A geofence warrant is a warrant that goes to any company capable of tracking your location data through your cellphone.
Law enforcement gets a warrant from a judge, then serves it to Google or Apple. The warrant specifies a physical location and a time period.
The company then gathers information about all the devices that were in that area at that time, initially labeling them with anonymous ID numbers.
Law enforcement can then compare this data to other facts they have about a crime, including comparing cell phone locations to other places they may have associated with the crime.
They can use this to narrow down the devices to just a handful they think may belong to suspects.
Which means you could be a suspect for a crime you didn’t even know had been committed, simply because you were literally at the wrong place at the wrong time. Geofencing has already caused some false accusations. These accusations have wreaked havoc in the lives of the accused, even when they’ve ultimately been exonerated.

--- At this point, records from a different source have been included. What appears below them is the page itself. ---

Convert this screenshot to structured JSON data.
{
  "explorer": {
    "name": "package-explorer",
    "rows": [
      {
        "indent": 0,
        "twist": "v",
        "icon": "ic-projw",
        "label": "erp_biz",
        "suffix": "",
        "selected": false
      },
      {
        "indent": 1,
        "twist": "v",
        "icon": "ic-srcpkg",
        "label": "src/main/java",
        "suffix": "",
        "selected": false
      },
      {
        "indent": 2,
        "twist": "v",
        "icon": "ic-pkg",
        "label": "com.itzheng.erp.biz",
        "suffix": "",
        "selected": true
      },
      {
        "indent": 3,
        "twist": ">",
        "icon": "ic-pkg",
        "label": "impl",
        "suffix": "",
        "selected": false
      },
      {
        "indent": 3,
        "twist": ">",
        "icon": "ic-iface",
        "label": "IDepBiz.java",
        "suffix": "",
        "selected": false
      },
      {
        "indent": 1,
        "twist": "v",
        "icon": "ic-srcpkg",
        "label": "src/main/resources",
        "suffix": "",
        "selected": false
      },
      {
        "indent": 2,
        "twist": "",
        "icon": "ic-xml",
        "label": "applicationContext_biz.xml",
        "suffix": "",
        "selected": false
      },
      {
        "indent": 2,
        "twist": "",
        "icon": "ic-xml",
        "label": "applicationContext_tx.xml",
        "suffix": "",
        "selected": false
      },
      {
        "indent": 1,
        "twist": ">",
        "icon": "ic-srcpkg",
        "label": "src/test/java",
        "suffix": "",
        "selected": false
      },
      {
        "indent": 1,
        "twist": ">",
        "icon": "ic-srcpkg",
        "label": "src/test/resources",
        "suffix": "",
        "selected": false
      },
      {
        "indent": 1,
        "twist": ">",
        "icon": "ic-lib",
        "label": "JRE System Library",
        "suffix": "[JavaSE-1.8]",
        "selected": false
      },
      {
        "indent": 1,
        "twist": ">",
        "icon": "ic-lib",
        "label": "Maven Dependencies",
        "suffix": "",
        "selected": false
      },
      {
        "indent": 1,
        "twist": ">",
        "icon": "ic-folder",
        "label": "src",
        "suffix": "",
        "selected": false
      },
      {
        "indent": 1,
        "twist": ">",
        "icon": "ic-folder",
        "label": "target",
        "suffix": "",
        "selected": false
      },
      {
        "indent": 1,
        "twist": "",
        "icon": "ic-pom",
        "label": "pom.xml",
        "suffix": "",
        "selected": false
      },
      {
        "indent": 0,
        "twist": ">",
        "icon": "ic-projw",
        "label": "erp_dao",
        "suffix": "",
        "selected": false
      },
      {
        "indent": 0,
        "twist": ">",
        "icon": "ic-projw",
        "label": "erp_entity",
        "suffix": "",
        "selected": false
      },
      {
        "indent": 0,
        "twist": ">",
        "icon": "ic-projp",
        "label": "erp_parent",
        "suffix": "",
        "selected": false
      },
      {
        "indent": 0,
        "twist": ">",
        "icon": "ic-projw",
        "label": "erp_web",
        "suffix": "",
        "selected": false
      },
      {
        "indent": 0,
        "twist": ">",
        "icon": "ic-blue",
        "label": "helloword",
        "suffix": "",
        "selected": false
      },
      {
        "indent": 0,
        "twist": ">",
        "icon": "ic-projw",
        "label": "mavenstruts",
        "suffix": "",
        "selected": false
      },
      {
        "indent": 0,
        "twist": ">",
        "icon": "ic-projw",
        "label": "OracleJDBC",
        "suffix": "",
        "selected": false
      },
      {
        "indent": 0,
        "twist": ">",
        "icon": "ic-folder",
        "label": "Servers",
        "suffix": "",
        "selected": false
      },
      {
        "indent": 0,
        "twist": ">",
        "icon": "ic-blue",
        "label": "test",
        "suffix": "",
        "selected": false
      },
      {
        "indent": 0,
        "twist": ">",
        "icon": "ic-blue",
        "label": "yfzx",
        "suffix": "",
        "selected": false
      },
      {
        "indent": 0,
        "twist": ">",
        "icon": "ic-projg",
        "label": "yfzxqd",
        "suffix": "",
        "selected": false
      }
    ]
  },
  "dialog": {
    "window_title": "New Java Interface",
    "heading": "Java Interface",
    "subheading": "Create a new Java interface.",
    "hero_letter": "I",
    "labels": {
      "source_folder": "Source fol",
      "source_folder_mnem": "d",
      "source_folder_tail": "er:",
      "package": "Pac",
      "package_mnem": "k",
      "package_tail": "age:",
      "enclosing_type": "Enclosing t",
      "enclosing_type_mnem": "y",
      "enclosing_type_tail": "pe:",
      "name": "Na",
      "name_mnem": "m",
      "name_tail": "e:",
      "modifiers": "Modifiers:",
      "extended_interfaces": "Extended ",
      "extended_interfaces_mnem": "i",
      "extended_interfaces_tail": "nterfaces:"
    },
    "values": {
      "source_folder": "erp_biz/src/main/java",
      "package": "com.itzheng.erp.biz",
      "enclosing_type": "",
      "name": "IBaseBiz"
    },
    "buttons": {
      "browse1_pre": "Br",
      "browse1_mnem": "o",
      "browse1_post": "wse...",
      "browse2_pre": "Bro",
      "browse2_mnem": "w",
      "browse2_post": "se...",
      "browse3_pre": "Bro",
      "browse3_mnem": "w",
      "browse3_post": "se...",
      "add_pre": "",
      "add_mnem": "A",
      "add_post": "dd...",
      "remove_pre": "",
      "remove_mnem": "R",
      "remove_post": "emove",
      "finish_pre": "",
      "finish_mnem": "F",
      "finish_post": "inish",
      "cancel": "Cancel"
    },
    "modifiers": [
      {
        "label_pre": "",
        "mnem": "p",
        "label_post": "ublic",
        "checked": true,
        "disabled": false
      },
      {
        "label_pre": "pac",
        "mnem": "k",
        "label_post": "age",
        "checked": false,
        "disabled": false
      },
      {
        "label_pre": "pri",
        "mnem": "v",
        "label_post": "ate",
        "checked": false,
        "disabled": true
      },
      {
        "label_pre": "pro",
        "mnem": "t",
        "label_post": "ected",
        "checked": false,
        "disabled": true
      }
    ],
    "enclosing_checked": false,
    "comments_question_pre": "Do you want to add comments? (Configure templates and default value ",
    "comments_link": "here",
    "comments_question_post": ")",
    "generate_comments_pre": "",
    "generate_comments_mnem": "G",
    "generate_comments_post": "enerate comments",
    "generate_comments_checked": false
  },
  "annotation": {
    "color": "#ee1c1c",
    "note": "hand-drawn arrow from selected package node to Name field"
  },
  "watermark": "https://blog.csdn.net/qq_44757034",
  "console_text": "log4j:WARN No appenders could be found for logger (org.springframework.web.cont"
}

There could be numerous constitutional problems with this practice, but it hasn’t gone before the Supreme Court yet. There is a robbery case in Virginia where the defendant asserts the geofencing warrant served as a violation of his Fourth Amendment Rights, arguing the practice is, “akin to searching every home in the neighborhood of a reported burglary.“
Right now the Courts have upheld law enforcement’s rights to collect cell tower data without a warrant, but not personal cell records (see the 2018 case Carpenter v. United States).
There are some attorneys who believe that catching innocent people’s data will become an unavoidable part of law enforcement’s activities in the future. That such invasions of privacy are unavoidable in the “Internet of Things” age, and in an age where surveillance cameras are both ubiquitous, and are watching 24/7.
You aren’t vulnerable unless you’ve got your location history turned on, of course. You get personalized maps. You can use a voice command to tell Google to navigate you back home. Most people will opt for the convenience over the security of turning off their phone history.
Of course, one can also predict that smarter criminals will turn off their phone history before committing a crime, thus ensuring the only people who get caught in these nets will be innocent people.
In the meantime, if you’re one of the people caught in these dragnets you need an attorney who is prepared to figure out what the police are ascertaining from your data. You need someone who can then undermine the case in court, showing how the data that’s showing up on your cell phone is actually evidence of your innocence, not of your guilt, and/or how good information is being tangled with bad to bring the police to an incorrect conclusion.
It will be interesting to see where location history ends up standing in the future.